INGESTION: DO NOT INDUCE VOMITING. If the victim is conscious and not convulsing, give 1 or 2 glasses of water to dilute the chemical and IMMEDIATELY call a hospital or poison control center. Be prepared to transport the victim to a hospital if advised by a physician. If the victim is convulsing or unconscious, do not give anything by mouth, ensure that the victim's airway is open and lay the victim on his/her side with the head lower than the body. DO NOT INDUCE VOMITING. IMMEDIATELY transport the victim to a hospital.

OTHER: Since this chemical is a known or suspected carcinogen you should contact a physician for advice regarding the possible long term health effects and potential recommendation for medical monitoring. Recommendations from the physician will depend upon the specific compound, its chemical, physical and toxicity properties, the exposure level, length of exposure, and the route of exposure. (NTP, 1992)

Physical Properties

This section contains physical properties, flammability limits, and toxic thresholds for this chemical (see definitions of each property). More property data is available for common chemicals.

See also the Levels of Concern guide for information on AEGLs, ERPGs, PACs, and IDLH values.
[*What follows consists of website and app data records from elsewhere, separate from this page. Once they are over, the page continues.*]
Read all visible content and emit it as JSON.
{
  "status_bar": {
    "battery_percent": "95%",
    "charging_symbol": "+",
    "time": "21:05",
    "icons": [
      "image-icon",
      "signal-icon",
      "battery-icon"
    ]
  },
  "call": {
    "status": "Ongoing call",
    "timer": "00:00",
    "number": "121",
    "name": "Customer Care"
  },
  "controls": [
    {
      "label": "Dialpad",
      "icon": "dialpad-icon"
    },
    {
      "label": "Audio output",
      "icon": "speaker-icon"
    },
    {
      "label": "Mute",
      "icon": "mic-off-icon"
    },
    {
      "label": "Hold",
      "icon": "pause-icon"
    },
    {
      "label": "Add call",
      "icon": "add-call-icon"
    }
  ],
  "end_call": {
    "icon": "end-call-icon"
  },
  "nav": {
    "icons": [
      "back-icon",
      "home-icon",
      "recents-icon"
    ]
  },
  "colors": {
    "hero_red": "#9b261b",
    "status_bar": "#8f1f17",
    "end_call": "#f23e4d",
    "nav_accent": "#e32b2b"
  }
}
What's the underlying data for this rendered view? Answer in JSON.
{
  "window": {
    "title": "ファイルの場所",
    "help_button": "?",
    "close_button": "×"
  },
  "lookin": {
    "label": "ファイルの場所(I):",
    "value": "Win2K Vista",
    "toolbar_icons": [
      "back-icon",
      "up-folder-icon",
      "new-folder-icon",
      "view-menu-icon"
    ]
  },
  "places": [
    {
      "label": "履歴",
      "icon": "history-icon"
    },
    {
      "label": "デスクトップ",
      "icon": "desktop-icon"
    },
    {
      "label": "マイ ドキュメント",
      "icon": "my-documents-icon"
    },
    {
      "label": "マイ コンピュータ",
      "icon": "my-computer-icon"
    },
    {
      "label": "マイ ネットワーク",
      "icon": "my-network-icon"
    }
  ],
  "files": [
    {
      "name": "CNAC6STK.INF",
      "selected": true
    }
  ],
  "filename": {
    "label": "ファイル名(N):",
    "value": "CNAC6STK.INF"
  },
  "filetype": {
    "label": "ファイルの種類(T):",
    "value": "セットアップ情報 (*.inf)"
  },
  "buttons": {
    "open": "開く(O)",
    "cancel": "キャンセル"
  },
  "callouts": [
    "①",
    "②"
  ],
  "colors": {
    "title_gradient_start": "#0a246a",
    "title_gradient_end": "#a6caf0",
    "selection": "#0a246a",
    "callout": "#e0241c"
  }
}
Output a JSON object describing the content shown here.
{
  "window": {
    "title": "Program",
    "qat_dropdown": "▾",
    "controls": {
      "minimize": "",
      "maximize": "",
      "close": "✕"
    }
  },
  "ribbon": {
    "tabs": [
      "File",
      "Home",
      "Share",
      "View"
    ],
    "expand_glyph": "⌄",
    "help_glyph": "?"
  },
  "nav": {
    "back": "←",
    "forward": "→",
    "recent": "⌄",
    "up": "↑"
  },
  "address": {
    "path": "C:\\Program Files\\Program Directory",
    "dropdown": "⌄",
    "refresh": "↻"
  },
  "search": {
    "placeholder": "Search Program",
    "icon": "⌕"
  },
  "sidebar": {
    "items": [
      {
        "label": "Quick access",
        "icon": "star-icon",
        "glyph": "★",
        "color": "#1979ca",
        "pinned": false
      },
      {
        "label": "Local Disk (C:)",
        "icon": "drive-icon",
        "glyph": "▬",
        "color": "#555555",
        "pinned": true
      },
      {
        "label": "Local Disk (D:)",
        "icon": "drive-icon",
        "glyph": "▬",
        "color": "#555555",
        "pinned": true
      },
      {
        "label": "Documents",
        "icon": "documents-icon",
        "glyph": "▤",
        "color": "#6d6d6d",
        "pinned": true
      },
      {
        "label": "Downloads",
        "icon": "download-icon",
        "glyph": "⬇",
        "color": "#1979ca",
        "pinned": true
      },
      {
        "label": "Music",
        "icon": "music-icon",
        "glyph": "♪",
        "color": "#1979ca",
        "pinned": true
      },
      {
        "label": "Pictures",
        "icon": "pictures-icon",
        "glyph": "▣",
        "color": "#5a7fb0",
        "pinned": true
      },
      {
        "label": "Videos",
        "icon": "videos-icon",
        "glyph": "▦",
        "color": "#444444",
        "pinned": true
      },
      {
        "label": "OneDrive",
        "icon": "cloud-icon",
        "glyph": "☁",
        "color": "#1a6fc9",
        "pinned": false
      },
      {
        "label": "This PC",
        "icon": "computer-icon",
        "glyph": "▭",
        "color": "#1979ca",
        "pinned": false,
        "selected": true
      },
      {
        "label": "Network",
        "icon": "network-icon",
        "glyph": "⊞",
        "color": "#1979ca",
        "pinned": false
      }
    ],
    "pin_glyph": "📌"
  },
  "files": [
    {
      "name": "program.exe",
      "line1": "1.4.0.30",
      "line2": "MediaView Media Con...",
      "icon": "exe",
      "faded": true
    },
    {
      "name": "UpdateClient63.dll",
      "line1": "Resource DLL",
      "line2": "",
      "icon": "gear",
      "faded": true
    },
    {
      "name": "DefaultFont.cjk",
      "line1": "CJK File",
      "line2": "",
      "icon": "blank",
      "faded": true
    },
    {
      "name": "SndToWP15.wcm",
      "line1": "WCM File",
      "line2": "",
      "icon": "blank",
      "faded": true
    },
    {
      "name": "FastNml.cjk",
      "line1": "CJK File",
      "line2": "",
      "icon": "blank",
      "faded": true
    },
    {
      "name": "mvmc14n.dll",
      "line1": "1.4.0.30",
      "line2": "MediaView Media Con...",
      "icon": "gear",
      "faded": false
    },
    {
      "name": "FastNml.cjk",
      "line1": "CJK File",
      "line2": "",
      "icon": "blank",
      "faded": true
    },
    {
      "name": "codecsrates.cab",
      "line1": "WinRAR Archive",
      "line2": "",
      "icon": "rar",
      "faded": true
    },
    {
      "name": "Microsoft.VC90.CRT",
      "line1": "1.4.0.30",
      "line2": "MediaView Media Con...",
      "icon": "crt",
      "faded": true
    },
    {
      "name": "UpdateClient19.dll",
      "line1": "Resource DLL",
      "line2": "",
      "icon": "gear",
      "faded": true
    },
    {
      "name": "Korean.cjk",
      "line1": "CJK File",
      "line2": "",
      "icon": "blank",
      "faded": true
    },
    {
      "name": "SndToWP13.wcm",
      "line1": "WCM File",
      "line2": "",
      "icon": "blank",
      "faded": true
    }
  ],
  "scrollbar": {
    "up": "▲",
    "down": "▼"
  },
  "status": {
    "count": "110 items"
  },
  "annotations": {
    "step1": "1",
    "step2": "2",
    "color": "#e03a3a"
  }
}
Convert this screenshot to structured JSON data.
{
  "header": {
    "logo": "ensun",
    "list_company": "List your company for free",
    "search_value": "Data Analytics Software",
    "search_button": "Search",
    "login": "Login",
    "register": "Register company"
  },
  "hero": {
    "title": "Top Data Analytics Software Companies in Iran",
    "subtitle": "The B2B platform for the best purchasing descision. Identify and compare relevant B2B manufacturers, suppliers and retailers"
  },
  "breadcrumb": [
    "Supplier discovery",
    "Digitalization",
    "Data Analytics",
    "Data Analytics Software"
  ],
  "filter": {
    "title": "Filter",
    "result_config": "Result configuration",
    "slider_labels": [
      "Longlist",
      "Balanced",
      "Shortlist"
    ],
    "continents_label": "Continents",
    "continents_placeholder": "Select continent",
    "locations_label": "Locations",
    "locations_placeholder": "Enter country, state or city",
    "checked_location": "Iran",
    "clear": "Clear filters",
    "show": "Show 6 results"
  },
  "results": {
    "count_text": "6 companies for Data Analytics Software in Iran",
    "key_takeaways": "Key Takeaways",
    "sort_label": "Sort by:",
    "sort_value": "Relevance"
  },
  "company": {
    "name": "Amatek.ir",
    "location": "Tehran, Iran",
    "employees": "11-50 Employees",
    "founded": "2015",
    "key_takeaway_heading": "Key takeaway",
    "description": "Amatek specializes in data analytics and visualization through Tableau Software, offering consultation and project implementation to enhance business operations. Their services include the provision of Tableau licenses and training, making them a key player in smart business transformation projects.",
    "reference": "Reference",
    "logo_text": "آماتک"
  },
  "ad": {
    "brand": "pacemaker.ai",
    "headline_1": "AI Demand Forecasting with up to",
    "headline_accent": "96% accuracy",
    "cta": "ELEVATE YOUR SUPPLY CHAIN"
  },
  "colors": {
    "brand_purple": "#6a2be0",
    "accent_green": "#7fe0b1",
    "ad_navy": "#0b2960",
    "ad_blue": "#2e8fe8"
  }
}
List of data sources.
Chemical Formula:
  • C6Cl5NO2
Flash Point: data unavailable
Lower Explosive Limit (LEL): data unavailable
Upper Explosive Limit (UEL): data unavailable
Autoignition Temperature: data unavailable
Melting Point: 295 ° F (NTP, 1992)
Vapor Pressure: 0.013 mm Hg at 77.0 ° F (NTP, 1992)
Vapor Density (Relative to Air): 10.2 (NTP, 1992)
Specific Gravity: 1.718 at 77.0 ° F (NTP, 1992)
Boiling Point: 622 ° F at 760.0 mm Hg (with some decomposition) (NTP, 1992)
Molecular Weight: 295.34 (NTP, 1992)
Water Solubility: less than 1 mg/mL at 72° F (NTP, 1992)
IDLH: data unavailable

AEGLs (Acute Exposure Guideline Levels)

No AEGL information available.

ERPGs (Emergency Response Planning Guidelines)

No ERPG information available.

PACs (Protective Action Criteria)

Chemical PAC-1 PAC-2 PAC-3
Pentachloronitrobenzene (82-68-8) 1.5 mg/m3 10 mg/m3 62 mg/m3
(SCAPA, 2012)

Regulatory Information

This section contains regulatory information from the Title III Consolidated List of Lists (see details about each regulatory field).

List of data sources.
Regulatory Name CAS Number/
313 Category Code
EPCRA 302
EHS TPQ
EPCRA 304
EHS RQ
CERCLA RQ EPCRA 313
TRI
RCRA
Code
CAA 112(r)
RMP TQ
PCNB 82-68-8 100 X U185
Pentachloronitrobenzene 82-68-8 100 X U185
Quintozene 82-68-8 100 313 U185

(EPA List of Lists, 2012)

Alternate Chemical Names

This section provides a listing of alternate names for this chemical, including trade names and synonyms.